Perhaps you’ve heard the recent news that Random House is suing to recover a $300,000 advance from P. Diddy for an autobiography he failed to deliver back in 1999. In the Guardian, Blake Morrison argues that Random House’s litigousness represents a departure from gentlmanly publishing practices of the past. It is most certainly the only article that I’ve ever come across that manages to find what P. Diddy and Marcel Proust have in common.Of course, P Diddy is not a poet starving in a garret. In fact, thanks to his business interests, which range from ownership of Bad Boy Entertainment to the Sean John clothing line, he could probably afford to buy every garret in Manhattan – and still have something left over. Moreover, Random House could put that £160,000 to good uses – to encourage a first-time novelist, for instance.Still, a worrying precedent is being set here. What will the world of literature come to if every late-delivering author is held to account? Authors have been slow to deliver ever since Moses came down from Mount Sinai with his tablets of stone (40 days and nights late, according to his editor). In the 19th century, those who failed to produce their promised magnum opus ranged from Coleridge and de Quincey (both of whom suffered an opium habit) to Casaubon in George Eliot’s novel Middlemarch, with his grandiose plans to write a scholarly Key to All Mythologies.In the 20th century, it was Proust who set the appropriate tortoise pace.Link

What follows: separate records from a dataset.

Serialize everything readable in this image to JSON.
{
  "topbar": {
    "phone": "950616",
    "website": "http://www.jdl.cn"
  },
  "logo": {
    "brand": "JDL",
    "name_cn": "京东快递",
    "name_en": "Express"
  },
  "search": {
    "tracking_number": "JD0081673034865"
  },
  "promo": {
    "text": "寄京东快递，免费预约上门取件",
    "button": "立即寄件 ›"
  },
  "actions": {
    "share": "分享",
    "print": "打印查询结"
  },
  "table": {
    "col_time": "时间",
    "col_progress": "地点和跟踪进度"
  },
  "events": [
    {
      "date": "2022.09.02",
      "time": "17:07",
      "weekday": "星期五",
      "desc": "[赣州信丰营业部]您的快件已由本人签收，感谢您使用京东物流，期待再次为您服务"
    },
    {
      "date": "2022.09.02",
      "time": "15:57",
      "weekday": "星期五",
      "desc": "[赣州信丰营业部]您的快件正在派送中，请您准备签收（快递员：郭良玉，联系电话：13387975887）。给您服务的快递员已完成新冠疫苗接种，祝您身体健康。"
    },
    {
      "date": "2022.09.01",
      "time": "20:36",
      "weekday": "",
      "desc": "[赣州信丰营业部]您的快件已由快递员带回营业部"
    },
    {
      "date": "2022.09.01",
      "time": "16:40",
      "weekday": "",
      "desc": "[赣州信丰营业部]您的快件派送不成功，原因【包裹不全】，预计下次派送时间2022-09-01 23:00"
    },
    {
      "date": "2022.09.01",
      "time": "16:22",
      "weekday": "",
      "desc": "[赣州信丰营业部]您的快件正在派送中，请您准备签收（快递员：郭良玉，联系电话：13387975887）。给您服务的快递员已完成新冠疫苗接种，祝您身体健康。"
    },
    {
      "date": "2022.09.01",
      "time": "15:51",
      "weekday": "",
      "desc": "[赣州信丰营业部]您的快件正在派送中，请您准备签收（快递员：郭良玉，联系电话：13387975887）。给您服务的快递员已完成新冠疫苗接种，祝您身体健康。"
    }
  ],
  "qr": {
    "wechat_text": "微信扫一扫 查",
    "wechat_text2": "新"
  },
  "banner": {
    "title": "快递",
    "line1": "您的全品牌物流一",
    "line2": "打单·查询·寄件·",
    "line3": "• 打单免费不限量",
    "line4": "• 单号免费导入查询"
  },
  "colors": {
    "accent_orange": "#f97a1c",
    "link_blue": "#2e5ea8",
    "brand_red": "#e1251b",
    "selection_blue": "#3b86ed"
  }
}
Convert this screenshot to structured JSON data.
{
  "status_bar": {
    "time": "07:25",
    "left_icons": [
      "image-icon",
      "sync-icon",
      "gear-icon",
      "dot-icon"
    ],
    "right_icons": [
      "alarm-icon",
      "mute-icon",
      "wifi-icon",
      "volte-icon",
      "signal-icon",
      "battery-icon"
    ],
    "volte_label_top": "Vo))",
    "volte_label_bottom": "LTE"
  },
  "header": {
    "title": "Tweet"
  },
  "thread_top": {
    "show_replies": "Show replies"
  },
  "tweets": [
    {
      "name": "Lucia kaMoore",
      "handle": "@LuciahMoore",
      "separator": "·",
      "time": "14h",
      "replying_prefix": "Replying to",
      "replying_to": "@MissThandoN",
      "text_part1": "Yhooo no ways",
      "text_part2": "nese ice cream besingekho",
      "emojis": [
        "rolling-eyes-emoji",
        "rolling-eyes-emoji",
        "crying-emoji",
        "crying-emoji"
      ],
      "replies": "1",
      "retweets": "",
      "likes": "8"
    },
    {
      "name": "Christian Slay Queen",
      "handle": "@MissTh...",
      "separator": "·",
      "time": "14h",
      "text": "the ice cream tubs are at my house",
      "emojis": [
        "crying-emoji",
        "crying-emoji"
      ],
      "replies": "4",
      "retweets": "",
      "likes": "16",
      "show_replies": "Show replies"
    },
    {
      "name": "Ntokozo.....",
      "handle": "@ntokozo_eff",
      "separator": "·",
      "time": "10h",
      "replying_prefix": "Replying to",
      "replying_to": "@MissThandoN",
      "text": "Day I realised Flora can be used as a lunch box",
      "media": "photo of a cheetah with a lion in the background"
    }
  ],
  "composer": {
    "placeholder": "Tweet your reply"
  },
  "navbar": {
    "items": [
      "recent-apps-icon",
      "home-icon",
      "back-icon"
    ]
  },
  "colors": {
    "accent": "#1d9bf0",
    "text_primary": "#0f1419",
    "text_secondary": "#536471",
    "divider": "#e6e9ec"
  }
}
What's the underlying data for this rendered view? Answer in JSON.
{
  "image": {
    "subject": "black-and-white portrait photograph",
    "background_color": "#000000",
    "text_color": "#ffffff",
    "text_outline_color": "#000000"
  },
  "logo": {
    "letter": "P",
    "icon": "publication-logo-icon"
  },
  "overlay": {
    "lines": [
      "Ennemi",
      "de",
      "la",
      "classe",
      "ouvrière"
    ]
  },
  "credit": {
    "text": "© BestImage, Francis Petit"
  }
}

I noticed that in the past few days several people have come to this blog after searching Andrei Codrescu and hurricane. Codrescu, a Romanian poet, writer and NPR commentator, is a favorite of mine and when I realized that he makes his home in New Orleans, I became worried that he might be missing. I’m guessing that those searching for him on Google are worried, too. In an interview a little more than a year ago Codrescu, like so many others, dismissed the threat to New Orleans:Standaert: You live in New Orleans, which could be submerged in a matter of a few short hours if a ‘category five’ hurricane hits the city full bore. Does this frighten you? Sorry if I brought it to mind! I’ve heard other residents say with a devil may care wave of the hand that it would be appropriate if New Orleans was Pompeii-ed, Atlantis-ed, or otherwise Sodom and Gomorra-ed. Are these people nuts? Or does living in New Orleans breed a laissez faire attitude toward eminent apocalypse? Is it the decadent caramelized, sugar powdered, steaming apple beignets?Codrescu: So what’s living in San Francisco like? Or L.A.? Or New York? Or anywhere on the path of Comet from Hell? Be serious, Mike. This just ain’t a safe universe. People in New Orleans get great pleasure out of possible disaster just like Venetians do: they are in a hurry to make beauty because they are so close to the elemental (fury) gods. But anyone who decided to be boring because they live on a rock under the desert, is either crazy or hasn’t taken enough LSD. Or they may just be boring, which is incurable. There is nothing sicker than a bunker.I was relieved to hear that Codrescu is safe and in Baton Rouge. Yesterday he mourned on NPR. Like so many others he is both chastened by the wrath of Mother Nature and angry that his beloved city has been destroyed.